Record albums and/or singles issued by recording companies are fed in digital form into a computerised Central Data Bank. This data bank is connected by telephone lines to all retailers. The computer holds this digital information and upon receipt of coded instructions from retailers terminal, will transmit the requested music instantaneously to the terminal, where it is then programmed onto a blank IXI CHIP. It calculates and bills the retailers account, splits the relative apportionments of PRS, Artists Royalties, writers and record companies share, all in a matter of seconds.

Wesley Willis’s Greatest Hits

Wesley Willis was the answer to a question at quizzo this week. Apparently, more than half of you had never heard of him. That must be remedied immediately. He was a chronic schitzophrenic from Chicago who made simple but bizarre songs in the 90s and early 2000s before tragically passing away in 2003 at age 40. He called rock ‘n’ roll his “joy ride music” because it kept his demons at bay. There are some who call it exploitation, and others who thought it was wonderful that he got a chance to do what he loved in front of adoring fans. (To learn more about this fascinating man, watch this documentary.) He pretty much sang over Casio keyboard loops, and closed every song song with “Rock Over London, Rock on Chicago” followed by a corporate slogan. Here then, are some of my favorite Wesley Willis songs. (There is cussing in some of these.) Enjoy!

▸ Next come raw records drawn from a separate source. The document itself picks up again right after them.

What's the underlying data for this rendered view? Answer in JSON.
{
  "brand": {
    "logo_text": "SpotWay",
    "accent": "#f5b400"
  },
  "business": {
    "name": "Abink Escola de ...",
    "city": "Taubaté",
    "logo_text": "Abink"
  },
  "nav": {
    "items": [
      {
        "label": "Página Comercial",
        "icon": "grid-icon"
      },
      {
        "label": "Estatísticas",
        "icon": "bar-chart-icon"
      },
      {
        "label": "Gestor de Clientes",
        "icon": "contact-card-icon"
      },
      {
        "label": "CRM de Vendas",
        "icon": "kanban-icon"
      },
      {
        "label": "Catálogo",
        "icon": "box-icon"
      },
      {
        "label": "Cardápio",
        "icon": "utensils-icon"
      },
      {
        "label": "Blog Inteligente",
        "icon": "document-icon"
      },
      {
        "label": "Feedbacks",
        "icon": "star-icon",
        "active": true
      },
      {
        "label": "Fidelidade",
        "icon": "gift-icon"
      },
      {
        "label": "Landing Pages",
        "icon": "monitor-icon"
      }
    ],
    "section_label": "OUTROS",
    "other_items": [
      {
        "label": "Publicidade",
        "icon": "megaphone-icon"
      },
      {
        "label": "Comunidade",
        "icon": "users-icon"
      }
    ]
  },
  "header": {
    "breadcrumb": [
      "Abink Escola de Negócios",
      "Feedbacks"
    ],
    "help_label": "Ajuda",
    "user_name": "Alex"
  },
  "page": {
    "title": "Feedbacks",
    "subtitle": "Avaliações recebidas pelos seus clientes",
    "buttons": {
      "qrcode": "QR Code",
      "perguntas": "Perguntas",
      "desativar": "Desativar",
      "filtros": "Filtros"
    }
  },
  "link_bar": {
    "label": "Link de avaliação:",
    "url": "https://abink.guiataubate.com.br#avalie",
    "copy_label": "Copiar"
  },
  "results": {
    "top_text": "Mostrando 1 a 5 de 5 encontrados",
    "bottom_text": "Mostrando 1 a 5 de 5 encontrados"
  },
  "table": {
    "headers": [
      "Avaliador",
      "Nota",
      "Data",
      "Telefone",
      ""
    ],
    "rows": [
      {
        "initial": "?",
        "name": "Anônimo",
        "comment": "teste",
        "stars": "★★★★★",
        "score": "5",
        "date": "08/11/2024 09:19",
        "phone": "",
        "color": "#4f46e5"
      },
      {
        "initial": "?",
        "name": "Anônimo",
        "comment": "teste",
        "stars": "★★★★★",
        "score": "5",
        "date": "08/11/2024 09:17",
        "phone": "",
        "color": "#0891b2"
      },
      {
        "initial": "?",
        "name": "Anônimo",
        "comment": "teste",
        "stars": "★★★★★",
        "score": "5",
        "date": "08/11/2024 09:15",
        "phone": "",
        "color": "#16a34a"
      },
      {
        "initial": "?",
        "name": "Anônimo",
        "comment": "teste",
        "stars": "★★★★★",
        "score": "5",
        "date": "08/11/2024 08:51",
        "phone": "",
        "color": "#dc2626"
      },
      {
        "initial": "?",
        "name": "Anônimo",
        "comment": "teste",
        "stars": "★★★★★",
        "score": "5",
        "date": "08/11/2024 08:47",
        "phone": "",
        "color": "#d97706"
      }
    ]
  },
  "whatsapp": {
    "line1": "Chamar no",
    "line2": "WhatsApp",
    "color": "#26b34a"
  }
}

1. I Whooped Batman’s Ass. Without a question, the greatest song about Batman ever. He was being such a jackoff.

2. Cut That Mullet. Do something about your long filthy hair. Perhaps the most annoying chorus in all of his songs, and that’s saying something.

3. Elvis Presley. He really pays homage to the king in this one. Wesley did a lot of songs where he honored music stars, including Eazy E, Alanis Morrissette, and Britney Spears.

4. Al Capone. Wesley likes Al Capone even less than he likes Batman. He is a hoodlum. He killed people gangland style.

5. Rock n Roll McDonalds. Probably Willis’s most famous piece. It makes no sense, but it was heard in SuperSize Me.